◆ **Exercise instructions**
Your answer must be a word-for-word copy of the listing below, minus its pictures.

◆ **Supplied material**
↓

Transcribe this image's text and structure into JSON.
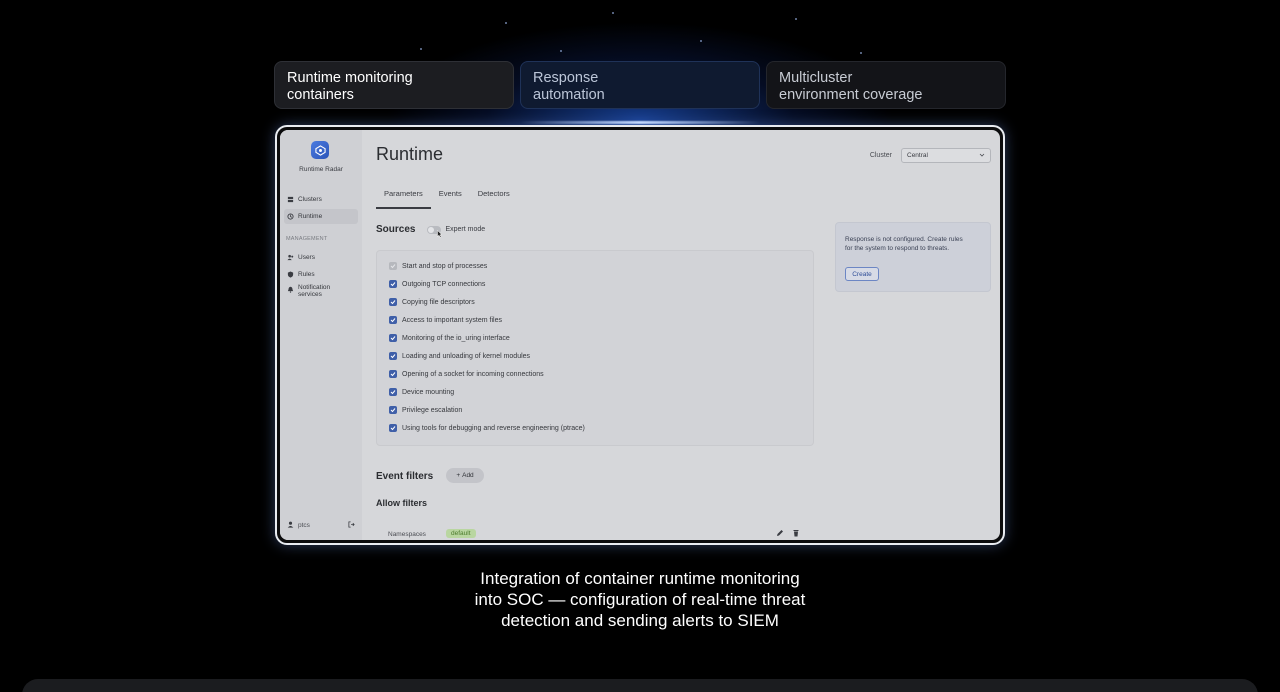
{
  "feature_tabs": [
    {
      "line1": "Runtime monitoring",
      "line2": "containers"
    },
    {
      "line1": "Response",
      "line2": "automation"
    },
    {
      "line1": "Multicluster",
      "line2": "environment coverage"
    }
  ],
  "app": {
    "name": "Runtime Radar",
    "nav": {
      "clusters": "Clusters",
      "runtime": "Runtime",
      "section": "MANAGEMENT",
      "users": "Users",
      "rules": "Rules",
      "notifications_line1": "Notification",
      "notifications_line2": "services"
    },
    "user": "ptcs",
    "page_title": "Runtime",
    "cluster_label": "Cluster",
    "cluster_value": "Central",
    "tabs": [
      "Parameters",
      "Events",
      "Detectors"
    ],
    "sources_title": "Sources",
    "expert_mode": "Expert mode",
    "sources": [
      "Start and stop of processes",
      "Outgoing TCP connections",
      "Copying file descriptors",
      "Access to important system files",
      "Monitoring of the io_uring interface",
      "Loading and unloading of kernel modules",
      "Opening of a socket for incoming connections",
      "Device mounting",
      "Privilege escalation",
      "Using tools for debugging and reverse engineering (ptrace)"
    ],
    "alert_line1": "Response is not configured. Create rules",
    "alert_line2": "for the system to respond to threats.",
    "create_label": "Create",
    "event_filters_title": "Event filters",
    "add_label": "Add",
    "allow_filters_title": "Allow filters",
    "namespaces_label": "Namespaces",
    "namespace_value": "default"
  },
  "caption": {
    "line1": "Integration of container runtime monitoring",
    "line2": "into SOC — configuration of real-time threat",
    "line3": "detection and sending alerts to SIEM"
  },
  "colors": {
    "accent": "#3f5fa8",
    "glow": "#2f6bff",
    "background": "#000000"
  }
}
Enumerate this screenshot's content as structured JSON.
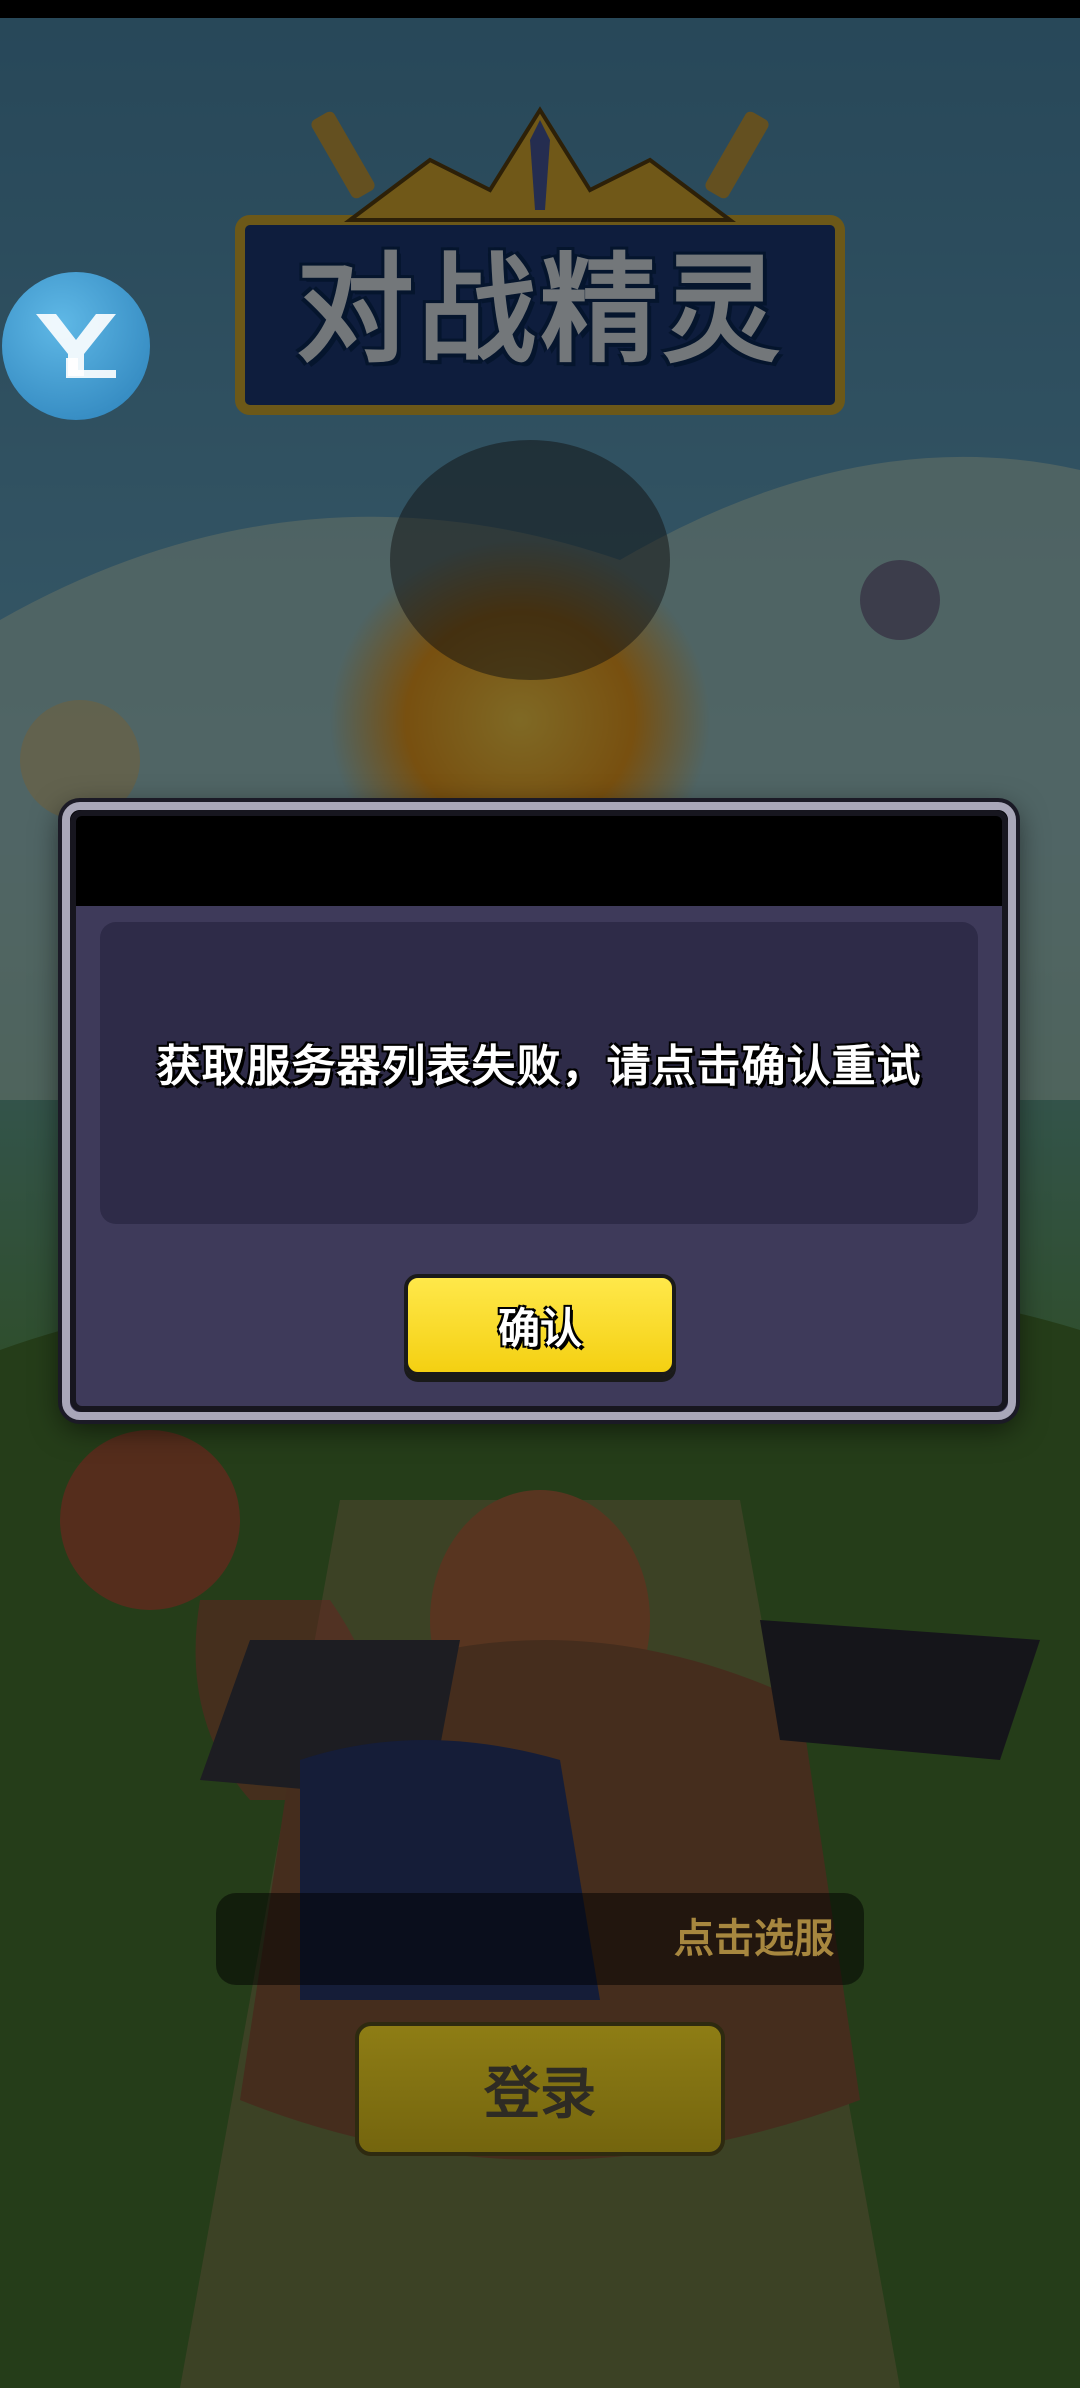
{
  "game": {
    "title": "对战精灵",
    "server_select_label": "点击选服",
    "login_label": "登录"
  },
  "dialog": {
    "message": "获取服务器列表失败，请点击确认重试",
    "confirm_label": "确认"
  },
  "icons": {
    "avatar": "yl-logo-icon",
    "sword_left": "sword-icon",
    "sword_right": "sword-icon",
    "crown": "crown-icon"
  },
  "colors": {
    "dialog_bg": "#3e3a5a",
    "message_bg": "#2e2b48",
    "confirm_button": "#f4d012",
    "login_button": "#8e7d15",
    "avatar": "#3a93c8"
  }
}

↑

◆ **Exercise solution**
Transcribe this image's text and structure into JSON.
{
  "feature_tabs": [
    {
      "line1": "Runtime monitoring",
      "line2": "containers"
    },
    {
      "line1": "Response",
      "line2": "automation"
    },
    {
      "line1": "Multicluster",
      "line2": "environment coverage"
    }
  ],
  "app": {
    "name": "Runtime Radar",
    "nav": {
      "clusters": "Clusters",
      "runtime": "Runtime",
      "section": "MANAGEMENT",
      "users": "Users",
      "rules": "Rules",
      "notifications_line1": "Notification",
      "notifications_line2": "services"
    },
    "user": "ptcs",
    "page_title": "Runtime",
    "cluster_label": "Cluster",
    "cluster_value": "Central",
    "tabs": [
      "Parameters",
      "Events",
      "Detectors"
    ],
    "sources_title": "Sources",
    "expert_mode": "Expert mode",
    "sources": [
      "Start and stop of processes",
      "Outgoing TCP connections",
      "Copying file descriptors",
      "Access to important system files",
      "Monitoring of the io_uring interface",
      "Loading and unloading of kernel modules",
      "Opening of a socket for incoming connections",
      "Device mounting",
      "Privilege escalation",
      "Using tools for debugging and reverse engineering (ptrace)"
    ],
    "alert_line1": "Response is not configured. Create rules",
    "alert_line2": "for the system to respond to threats.",
    "create_label": "Create",
    "event_filters_title": "Event filters",
    "add_label": "Add",
    "allow_filters_title": "Allow filters",
    "namespaces_label": "Namespaces",
    "namespace_value": "default"
  },
  "caption": {
    "line1": "Integration of container runtime monitoring",
    "line2": "into SOC — configuration of real-time threat",
    "line3": "detection and sending alerts to SIEM"
  },
  "colors": {
    "accent": "#3f5fa8",
    "glow": "#2f6bff",
    "background": "#000000"
  }
}
Enumerate this screenshot's content as structured JSON.
{
  "game": {
    "title": "对战精灵",
    "server_select_label": "点击选服",
    "login_label": "登录"
  },
  "dialog": {
    "message": "获取服务器列表失败，请点击确认重试",
    "confirm_label": "确认"
  },
  "icons": {
    "avatar": "yl-logo-icon",
    "sword_left": "sword-icon",
    "sword_right": "sword-icon",
    "crown": "crown-icon"
  },
  "colors": {
    "dialog_bg": "#3e3a5a",
    "message_bg": "#2e2b48",
    "confirm_button": "#f4d012",
    "login_button": "#8e7d15",
    "avatar": "#3a93c8"
  }
}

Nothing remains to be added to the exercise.